Secretary of Housing and Urban Development (HUD) Dr. Ben Carson today discussed how the government and home builders can work together to tackle the nation’s affordability crisis in an address to the National Association of Home Builders (NAHB) Board of Directors during its annual meeting in Las Vegas.
“Few conditions afflict the hearts of Americans as much as a shortage of affordable homes,” said Carson. “By aligning the conditions for increased affordable housing supply with the best interests of home buyers, builders, innovators and regulators, we can unlock the production of more affordable homes for countless American families in the years to come.”
The HUD secretary stressed the importance of reducing regulatory costs, stating that he often cites NAHB research that shows nearly 25 percent of the cost of a single-family home stems from federal, state and local regulations and that the cost is even higher for multifamily development.

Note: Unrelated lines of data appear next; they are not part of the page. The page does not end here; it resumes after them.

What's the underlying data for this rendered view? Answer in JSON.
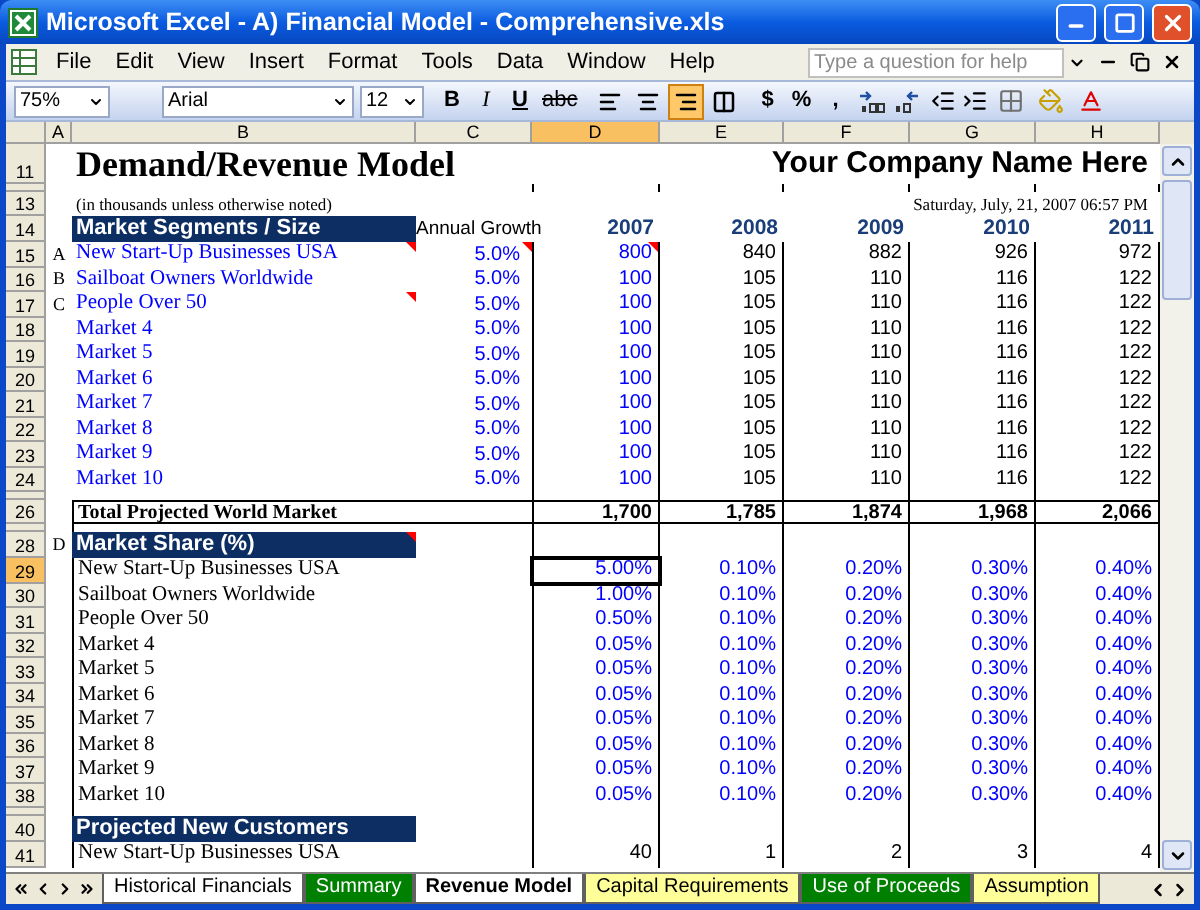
{
  "window": {
    "title": "Microsoft Excel - A) Financial Model - Comprehensive.xls"
  },
  "menu": [
    "File",
    "Edit",
    "View",
    "Insert",
    "Format",
    "Tools",
    "Data",
    "Window",
    "Help"
  ],
  "help_box": {
    "placeholder": "Type a question for help"
  },
  "toolbar": {
    "zoom": "75%",
    "font": "Arial",
    "size": "12",
    "styles": [
      "B",
      "I",
      "U",
      "abc"
    ],
    "align": [
      {
        "selected": false
      },
      {
        "selected": false
      },
      {
        "selected": true
      },
      {
        "selected": false
      }
    ],
    "number_formats": [
      "$",
      "%",
      ","
    ]
  },
  "columns": [
    {
      "label": "A",
      "selected": false
    },
    {
      "label": "B",
      "selected": false
    },
    {
      "label": "C",
      "selected": false
    },
    {
      "label": "D",
      "selected": true
    },
    {
      "label": "E",
      "selected": false
    },
    {
      "label": "F",
      "selected": false
    },
    {
      "label": "G",
      "selected": false
    },
    {
      "label": "H",
      "selected": false
    }
  ],
  "rows": [
    {
      "kind": "title",
      "number": "11",
      "selected": false,
      "title": "Demand/Revenue Model",
      "company": "Your Company Name Here"
    },
    {
      "kind": "gap"
    },
    {
      "kind": "note",
      "number": "13",
      "selected": false,
      "note": "(in thousands unless otherwise noted)",
      "date": "Saturday, July, 21, 2007 06:57 PM"
    },
    {
      "kind": "section",
      "number": "14",
      "selected": false,
      "label": "Market Segments / Size",
      "comment": false,
      "growth_label": "Annual Growth",
      "years": [
        "2007",
        "2008",
        "2009",
        "2010",
        "2011"
      ]
    },
    {
      "kind": "data",
      "number": "15",
      "selected": false,
      "marker": "A",
      "label": {
        "text": "New Start-Up Businesses USA",
        "input": true,
        "comment": true
      },
      "growth": {
        "text": "5.0%",
        "input": true,
        "comment": true
      },
      "values": [
        {
          "text": "800",
          "input": true,
          "comment": true
        },
        {
          "text": "840",
          "input": false,
          "comment": false
        },
        {
          "text": "882",
          "input": false,
          "comment": false
        },
        {
          "text": "926",
          "input": false,
          "comment": false
        },
        {
          "text": "972",
          "input": false,
          "comment": false
        }
      ]
    },
    {
      "kind": "data",
      "number": "16",
      "selected": false,
      "marker": "B",
      "label": {
        "text": "Sailboat Owners Worldwide",
        "input": true,
        "comment": false
      },
      "growth": {
        "text": "5.0%",
        "input": true,
        "comment": false
      },
      "values": [
        {
          "text": "100",
          "input": true,
          "comment": false
        },
        {
          "text": "105",
          "input": false,
          "comment": false
        },
        {
          "text": "110",
          "input": false,
          "comment": false
        },
        {
          "text": "116",
          "input": false,
          "comment": false
        },
        {
          "text": "122",
          "input": false,
          "comment": false
        }
      ]
    },
    {
      "kind": "data",
      "number": "17",
      "selected": false,
      "marker": "C",
      "label": {
        "text": "People Over 50",
        "input": true,
        "comment": true
      },
      "growth": {
        "text": "5.0%",
        "input": true,
        "comment": false
      },
      "values": [
        {
          "text": "100",
          "input": true,
          "comment": false
        },
        {
          "text": "105",
          "input": false,
          "comment": false
        },
        {
          "text": "110",
          "input": false,
          "comment": false
        },
        {
          "text": "116",
          "input": false,
          "comment": false
        },
        {
          "text": "122",
          "input": false,
          "comment": false
        }
      ]
    },
    {
      "kind": "data",
      "number": "18",
      "selected": false,
      "label": {
        "text": "Market 4",
        "input": true,
        "comment": false
      },
      "growth": {
        "text": "5.0%",
        "input": true,
        "comment": false
      },
      "values": [
        {
          "text": "100",
          "input": true,
          "comment": false
        },
        {
          "text": "105",
          "input": false,
          "comment": false
        },
        {
          "text": "110",
          "input": false,
          "comment": false
        },
        {
          "text": "116",
          "input": false,
          "comment": false
        },
        {
          "text": "122",
          "input": false,
          "comment": false
        }
      ]
    },
    {
      "kind": "data",
      "number": "19",
      "selected": false,
      "label": {
        "text": "Market 5",
        "input": true,
        "comment": false
      },
      "growth": {
        "text": "5.0%",
        "input": true,
        "comment": false
      },
      "values": [
        {
          "text": "100",
          "input": true,
          "comment": false
        },
        {
          "text": "105",
          "input": false,
          "comment": false
        },
        {
          "text": "110",
          "input": false,
          "comment": false
        },
        {
          "text": "116",
          "input": false,
          "comment": false
        },
        {
          "text": "122",
          "input": false,
          "comment": false
        }
      ]
    },
    {
      "kind": "data",
      "number": "20",
      "selected": false,
      "label": {
        "text": "Market 6",
        "input": true,
        "comment": false
      },
      "growth": {
        "text": "5.0%",
        "input": true,
        "comment": false
      },
      "values": [
        {
          "text": "100",
          "input": true,
          "comment": false
        },
        {
          "text": "105",
          "input": false,
          "comment": false
        },
        {
          "text": "110",
          "input": false,
          "comment": false
        },
        {
          "text": "116",
          "input": false,
          "comment": false
        },
        {
          "text": "122",
          "input": false,
          "comment": false
        }
      ]
    },
    {
      "kind": "data",
      "number": "21",
      "selected": false,
      "label": {
        "text": "Market 7",
        "input": true,
        "comment": false
      },
      "growth": {
        "text": "5.0%",
        "input": true,
        "comment": false
      },
      "values": [
        {
          "text": "100",
          "input": true,
          "comment": false
        },
        {
          "text": "105",
          "input": false,
          "comment": false
        },
        {
          "text": "110",
          "input": false,
          "comment": false
        },
        {
          "text": "116",
          "input": false,
          "comment": false
        },
        {
          "text": "122",
          "input": false,
          "comment": false
        }
      ]
    },
    {
      "kind": "data",
      "number": "22",
      "selected": false,
      "label": {
        "text": "Market 8",
        "input": true,
        "comment": false
      },
      "growth": {
        "text": "5.0%",
        "input": true,
        "comment": false
      },
      "values": [
        {
          "text": "100",
          "input": true,
          "comment": false
        },
        {
          "text": "105",
          "input": false,
          "comment": false
        },
        {
          "text": "110",
          "input": false,
          "comment": false
        },
        {
          "text": "116",
          "input": false,
          "comment": false
        },
        {
          "text": "122",
          "input": false,
          "comment": false
        }
      ]
    },
    {
      "kind": "data",
      "number": "23",
      "selected": false,
      "label": {
        "text": "Market 9",
        "input": true,
        "comment": false
      },
      "growth": {
        "text": "5.0%",
        "input": true,
        "comment": false
      },
      "values": [
        {
          "text": "100",
          "input": true,
          "comment": false
        },
        {
          "text": "105",
          "input": false,
          "comment": false
        },
        {
          "text": "110",
          "input": false,
          "comment": false
        },
        {
          "text": "116",
          "input": false,
          "comment": false
        },
        {
          "text": "122",
          "input": false,
          "comment": false
        }
      ]
    },
    {
      "kind": "data",
      "number": "24",
      "selected": false,
      "label": {
        "text": "Market 10",
        "input": true,
        "comment": false
      },
      "growth": {
        "text": "5.0%",
        "input": true,
        "comment": false
      },
      "values": [
        {
          "text": "100",
          "input": true,
          "comment": false
        },
        {
          "text": "105",
          "input": false,
          "comment": false
        },
        {
          "text": "110",
          "input": false,
          "comment": false
        },
        {
          "text": "116",
          "input": false,
          "comment": false
        },
        {
          "text": "122",
          "input": false,
          "comment": false
        }
      ]
    },
    {
      "kind": "gap"
    },
    {
      "kind": "total",
      "number": "26",
      "selected": false,
      "label": "Total Projected World Market",
      "values": [
        "1,700",
        "1,785",
        "1,874",
        "1,968",
        "2,066"
      ]
    },
    {
      "kind": "gap"
    },
    {
      "kind": "section",
      "number": "28",
      "selected": false,
      "marker": "D",
      "label": "Market Share (%)",
      "comment": true
    },
    {
      "kind": "data",
      "number": "29",
      "selected": true,
      "label": {
        "text": "New Start-Up Businesses USA",
        "input": false,
        "comment": false
      },
      "values": [
        {
          "text": "5.00%",
          "input": true,
          "comment": false
        },
        {
          "text": "0.10%",
          "input": true,
          "comment": false
        },
        {
          "text": "0.20%",
          "input": true,
          "comment": false
        },
        {
          "text": "0.30%",
          "input": true,
          "comment": false
        },
        {
          "text": "0.40%",
          "input": true,
          "comment": false
        }
      ]
    },
    {
      "kind": "data",
      "number": "30",
      "selected": false,
      "label": {
        "text": "Sailboat Owners Worldwide",
        "input": false,
        "comment": false
      },
      "values": [
        {
          "text": "1.00%",
          "input": true,
          "comment": false
        },
        {
          "text": "0.10%",
          "input": true,
          "comment": false
        },
        {
          "text": "0.20%",
          "input": true,
          "comment": false
        },
        {
          "text": "0.30%",
          "input": true,
          "comment": false
        },
        {
          "text": "0.40%",
          "input": true,
          "comment": false
        }
      ]
    },
    {
      "kind": "data",
      "number": "31",
      "selected": false,
      "label": {
        "text": "People Over 50",
        "input": false,
        "comment": false
      },
      "values": [
        {
          "text": "0.50%",
          "input": true,
          "comment": false
        },
        {
          "text": "0.10%",
          "input": true,
          "comment": false
        },
        {
          "text": "0.20%",
          "input": true,
          "comment": false
        },
        {
          "text": "0.30%",
          "input": true,
          "comment": false
        },
        {
          "text": "0.40%",
          "input": true,
          "comment": false
        }
      ]
    },
    {
      "kind": "data",
      "number": "32",
      "selected": false,
      "label": {
        "text": "Market 4",
        "input": false,
        "comment": false
      },
      "values": [
        {
          "text": "0.05%",
          "input": true,
          "comment": false
        },
        {
          "text": "0.10%",
          "input": true,
          "comment": false
        },
        {
          "text": "0.20%",
          "input": true,
          "comment": false
        },
        {
          "text": "0.30%",
          "input": true,
          "comment": false
        },
        {
          "text": "0.40%",
          "input": true,
          "comment": false
        }
      ]
    },
    {
      "kind": "data",
      "number": "33",
      "selected": false,
      "label": {
        "text": "Market 5",
        "input": false,
        "comment": false
      },
      "values": [
        {
          "text": "0.05%",
          "input": true,
          "comment": false
        },
        {
          "text": "0.10%",
          "input": true,
          "comment": false
        },
        {
          "text": "0.20%",
          "input": true,
          "comment": false
        },
        {
          "text": "0.30%",
          "input": true,
          "comment": false
        },
        {
          "text": "0.40%",
          "input": true,
          "comment": false
        }
      ]
    },
    {
      "kind": "data",
      "number": "34",
      "selected": false,
      "label": {
        "text": "Market 6",
        "input": false,
        "comment": false
      },
      "values": [
        {
          "text": "0.05%",
          "input": true,
          "comment": false
        },
        {
          "text": "0.10%",
          "input": true,
          "comment": false
        },
        {
          "text": "0.20%",
          "input": true,
          "comment": false
        },
        {
          "text": "0.30%",
          "input": true,
          "comment": false
        },
        {
          "text": "0.40%",
          "input": true,
          "comment": false
        }
      ]
    },
    {
      "kind": "data",
      "number": "35",
      "selected": false,
      "label": {
        "text": "Market 7",
        "input": false,
        "comment": false
      },
      "values": [
        {
          "text": "0.05%",
          "input": true,
          "comment": false
        },
        {
          "text": "0.10%",
          "input": true,
          "comment": false
        },
        {
          "text": "0.20%",
          "input": true,
          "comment": false
        },
        {
          "text": "0.30%",
          "input": true,
          "comment": false
        },
        {
          "text": "0.40%",
          "input": true,
          "comment": false
        }
      ]
    },
    {
      "kind": "data",
      "number": "36",
      "selected": false,
      "label": {
        "text": "Market 8",
        "input": false,
        "comment": false
      },
      "values": [
        {
          "text": "0.05%",
          "input": true,
          "comment": false
        },
        {
          "text": "0.10%",
          "input": true,
          "comment": false
        },
        {
          "text": "0.20%",
          "input": true,
          "comment": false
        },
        {
          "text": "0.30%",
          "input": true,
          "comment": false
        },
        {
          "text": "0.40%",
          "input": true,
          "comment": false
        }
      ]
    },
    {
      "kind": "data",
      "number": "37",
      "selected": false,
      "label": {
        "text": "Market 9",
        "input": false,
        "comment": false
      },
      "values": [
        {
          "text": "0.05%",
          "input": true,
          "comment": false
        },
        {
          "text": "0.10%",
          "input": true,
          "comment": false
        },
        {
          "text": "0.20%",
          "input": true,
          "comment": false
        },
        {
          "text": "0.30%",
          "input": true,
          "comment": false
        },
        {
          "text": "0.40%",
          "input": true,
          "comment": false
        }
      ]
    },
    {
      "kind": "data",
      "number": "38",
      "selected": false,
      "label": {
        "text": "Market 10",
        "input": false,
        "comment": false
      },
      "values": [
        {
          "text": "0.05%",
          "input": true,
          "comment": false
        },
        {
          "text": "0.10%",
          "input": true,
          "comment": false
        },
        {
          "text": "0.20%",
          "input": true,
          "comment": false
        },
        {
          "text": "0.30%",
          "input": true,
          "comment": false
        },
        {
          "text": "0.40%",
          "input": true,
          "comment": false
        }
      ]
    },
    {
      "kind": "gap"
    },
    {
      "kind": "section",
      "number": "40",
      "selected": false,
      "label": "Projected New Customers",
      "comment": false
    },
    {
      "kind": "data",
      "number": "41",
      "selected": false,
      "label": {
        "text": "New Start-Up Businesses USA",
        "input": false,
        "comment": false
      },
      "values": [
        {
          "text": "40",
          "input": false,
          "comment": false
        },
        {
          "text": "1",
          "input": false,
          "comment": false
        },
        {
          "text": "2",
          "input": false,
          "comment": false
        },
        {
          "text": "3",
          "input": false,
          "comment": false
        },
        {
          "text": "4",
          "input": false,
          "comment": false
        }
      ]
    }
  ],
  "sheet_tabs": [
    {
      "label": "Historical Financials",
      "selected": false,
      "color": "#ffffff"
    },
    {
      "label": "Summary",
      "selected": false,
      "color": "#008000"
    },
    {
      "label": "Revenue Model",
      "selected": true,
      "color": "#ffffff"
    },
    {
      "label": "Capital Requirements",
      "selected": false,
      "color": "#ffff99"
    },
    {
      "label": "Use of Proceeds",
      "selected": false,
      "color": "#008000"
    },
    {
      "label": "Assumption",
      "selected": false,
      "color": "#ffff99"
    }
  ]
}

“We are looking into ways that would incentivize local officials to cut back on archaic state and local regulatory barriers, such as outmoded zoning and land use restrictions,” said Carson. “The free market may be guided by an ‘invisible hand,’ but unnecessary government and regulatory barriers act like ‘invisible handcuffs.’ It’s time to untie the hands of our nation’s home builders by putting the ‘free’ back into the free market.”
In a move that will help spur the production of badly needed apartment units, Carson announced that HUD’s Office of Multifamily Housing Programs is expanding the Low Income Housing Tax Credit Pilot Program into the agency’s New Construction and Substantial Rehabilitation loan products with the publication of a new notice. This will make it easier for builders to use FHA-insured loans to finance Low Income Housing Tax Credit projects.
As chairman of the White House Opportunity and Revitalization Council, Carson spoke about opportunities for builders and other private sector participants to invest in opportunity zones, which are designed to incentivize economic development in under-served communities. Developers may use a Qualified Opportunity Zone Fund to help fund projects that could help increase residential housing within the designated opportunity zone.
“Homeownership is the most powerful mechanism for wealth creation in our nation,” said Carson. “Both HUD and NAHB share a common mantra: homes are not just roofs over people’s heads, they are at the heart of building communities. If we continue to align our efforts to ensure safe, fair and affordable housing is within reach for all Americans, we can build a better America with you.”
Before addressing NAHB’s board members, Carson participated in the 75th anniversary of the International Builders’ Show by touring the latest building products and innovations on the exhibit floor.